The Virtual Developing Country is a case study of Zambia. There are a series of field trips available looking at different issues connected with economic development. This trip is the Copper Tour and this page looks at the Harrod-Domar model of economic growth.

Theories

Harrod-Domar Model

Next theory - The Lewis Model of Development >>

This model, developed independently by RF Harrod and ED Domar in the l930s, suggests savings provide the funds which are borrowed for investment purposes.

The model suggests that the economy's rate of growth depends on:

  • the level of saving
  • the productivity of investment i.e. the capital output ratio

For example, if $10 worth of capital equipment produces each $1 of annual output, a capital-output ratio of 10 to 1 exists. A 3 to 1 capital-output ratio indicates that only $3 of capital is required to produce each $1 of output annually.
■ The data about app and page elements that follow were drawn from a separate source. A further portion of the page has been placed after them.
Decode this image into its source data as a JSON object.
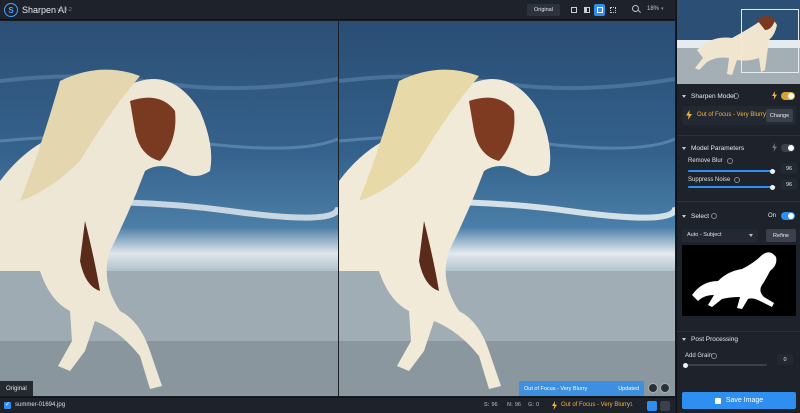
{
  "app": {
    "name": "Sharpen AI",
    "version": "v3.3.2"
  },
  "toolbar": {
    "original_label": "Original",
    "zoom": "18%"
  },
  "view_modes": [
    {
      "name": "single-view",
      "active": false
    },
    {
      "name": "split-view",
      "active": false
    },
    {
      "name": "side-by-side-view",
      "active": true
    },
    {
      "name": "grid-view",
      "active": false
    }
  ],
  "canvas": {
    "original_tag": "Original",
    "status_model": "Out of Focus - Very Blurry",
    "status_state": "Updated"
  },
  "bottom": {
    "filename": "summer-01694.jpg",
    "stats": [
      {
        "key": "S:",
        "value": "96"
      },
      {
        "key": "N:",
        "value": "96"
      },
      {
        "key": "G:",
        "value": "0"
      }
    ],
    "model": "Out of Focus - Very Blurry",
    "version": "v1"
  },
  "sidebar": {
    "sharpen_model": {
      "title": "Sharpen Model",
      "model_name": "Out of Focus - Very Blurry",
      "change_label": "Change"
    },
    "model_parameters": {
      "title": "Model Parameters",
      "remove_blur": {
        "label": "Remove Blur",
        "value": "96",
        "fraction": 0.96
      },
      "suppress_noise": {
        "label": "Suppress Noise",
        "value": "96",
        "fraction": 0.96
      }
    },
    "select": {
      "title": "Select",
      "on_label": "On",
      "mode": "Auto - Subject",
      "refine_label": "Refine"
    },
    "post_processing": {
      "title": "Post Processing",
      "add_grain": {
        "label": "Add Grain",
        "value": "0",
        "fraction": 0.0
      }
    },
    "save_label": "Save Image"
  },
  "colors": {
    "accent": "#2f8ff0",
    "model_gold": "#f2b43b",
    "panel": "#1d222b"
  }
}
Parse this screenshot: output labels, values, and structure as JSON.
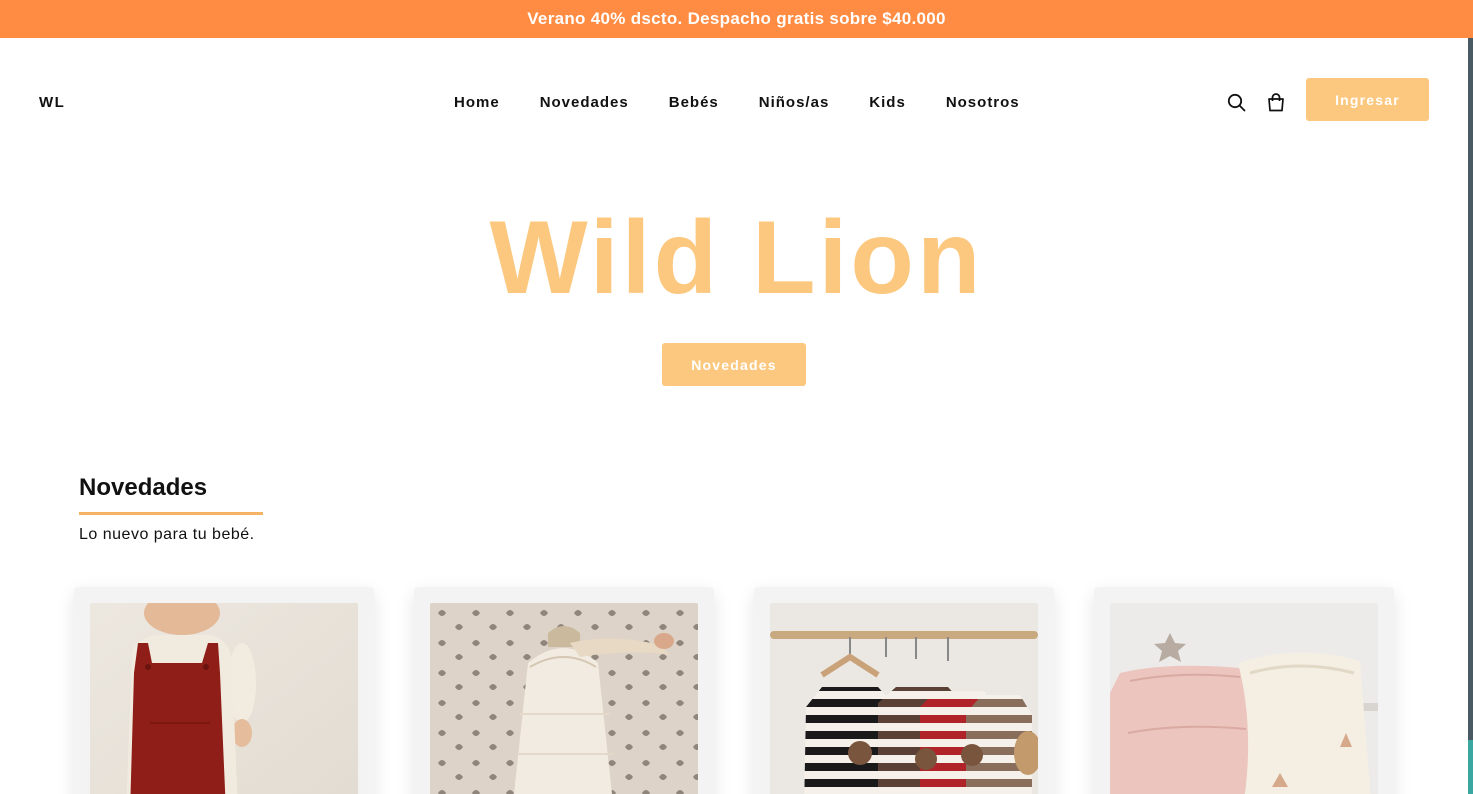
{
  "promo": {
    "text": "Verano 40% dscto. Despacho gratis sobre $40.000"
  },
  "header": {
    "logo": "WL",
    "nav": [
      "Home",
      "Novedades",
      "Bebés",
      "Niños/as",
      "Kids",
      "Nosotros"
    ],
    "icons": {
      "search": "search-icon",
      "cart": "shopping-bag-icon"
    },
    "login_label": "Ingresar"
  },
  "hero": {
    "title": "Wild Lion",
    "button_label": "Novedades"
  },
  "section": {
    "title": "Novedades",
    "subtitle": "Lo nuevo para tu bebé."
  },
  "products": [
    {
      "image": "red-knit-overall-photo"
    },
    {
      "image": "muslin-sleep-sack-photo"
    },
    {
      "image": "striped-rompers-on-hangers-photo"
    },
    {
      "image": "pink-muslin-blanket-photo"
    }
  ],
  "colors": {
    "promo": "#ff8c42",
    "accent": "#fcc87f",
    "underline": "#f5b463"
  }
}
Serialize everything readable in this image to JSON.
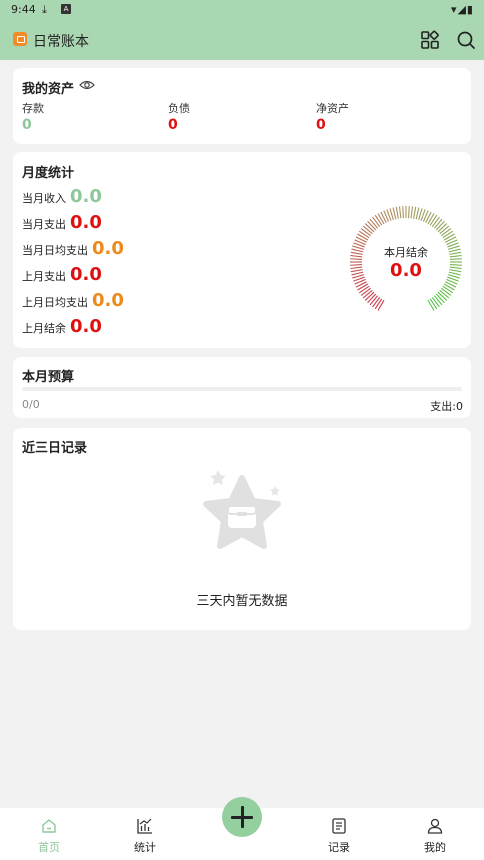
{
  "status_bar": {
    "time": "9:44"
  },
  "app_bar": {
    "title": "日常账本"
  },
  "assets": {
    "title": "我的资产",
    "items": [
      {
        "label": "存款",
        "value": "0"
      },
      {
        "label": "负债",
        "value": "0"
      },
      {
        "label": "净资产",
        "value": "0"
      }
    ]
  },
  "monthly": {
    "title": "月度统计",
    "rows": [
      {
        "label": "当月收入",
        "value": "0.0"
      },
      {
        "label": "当月支出",
        "value": "0.0"
      },
      {
        "label": "当月日均支出",
        "value": "0.0"
      },
      {
        "label": "上月支出",
        "value": "0.0"
      },
      {
        "label": "上月日均支出",
        "value": "0.0"
      },
      {
        "label": "上月结余",
        "value": "0.0"
      }
    ],
    "gauge": {
      "label": "本月结余",
      "value": "0.0"
    }
  },
  "budget": {
    "title": "本月预算",
    "progress": "0/0",
    "spend": "支出:0"
  },
  "recent": {
    "title": "近三日记录",
    "empty_text": "三天内暂无数据"
  },
  "bottom_nav": {
    "items": [
      {
        "label": "首页"
      },
      {
        "label": "统计"
      },
      {
        "label": "记录"
      },
      {
        "label": "我的"
      }
    ]
  },
  "colors": {
    "primary": "#a8d7b2",
    "income_green": "#8ec89a",
    "expense_red": "#dd1111",
    "average_orange": "#ee8a1b"
  }
}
The Harrod-Domar model was developed to help analyse the business cycle. However, it was later adapted to 'explain' economic growth. It concluded that:

  • Economic growth depends on the amount of labour and capital.
  • As LDCs often have an abundant supply of labour it is a lack of physical capital that holds back economic growth and development.
  • More physical capital generates economic growth.
  • Net investment leads to more capital accumulation, which generates higher output and income.
  • Higher income allows higher levels of saving.

Implications of the model
The key to economic growth is to expand the level of investment both in terms of fixed capital and human capital. To do this policies are needed that encourage saving and/or generate technological advances which enable firms to produce more output with less capital i.e. lower their capital output ratio.

Problems of the model

  • Economic growth and economic development are not the same. Economic growth is a necessary but not sufficient condition for development
  • Practically it is difficult to stimulate the level of domestic savings particularly in the case of LDCs where incomes are low.
  • Borrowing from overseas to fill the gap caused by insufficient savings causes debt repayment problems later.
  • The law of diminishing returns would suggest that as investment increases the productivity of the capital will diminish and the capital to output ratio rise.

Next theory - The Lewis Model of Development >>


Related Glossary Items:
Investment
Development
Economic Growth
Capital Output Ratio
Diminishing Returns

Related Issues:
Industrialisation of Zambia

Related Theories:
Fisher Clark's Theory of Structural Change
The Lewis Model of Development
Rostow's Model - the Stages of Economic Development
The Causes of Economic Growth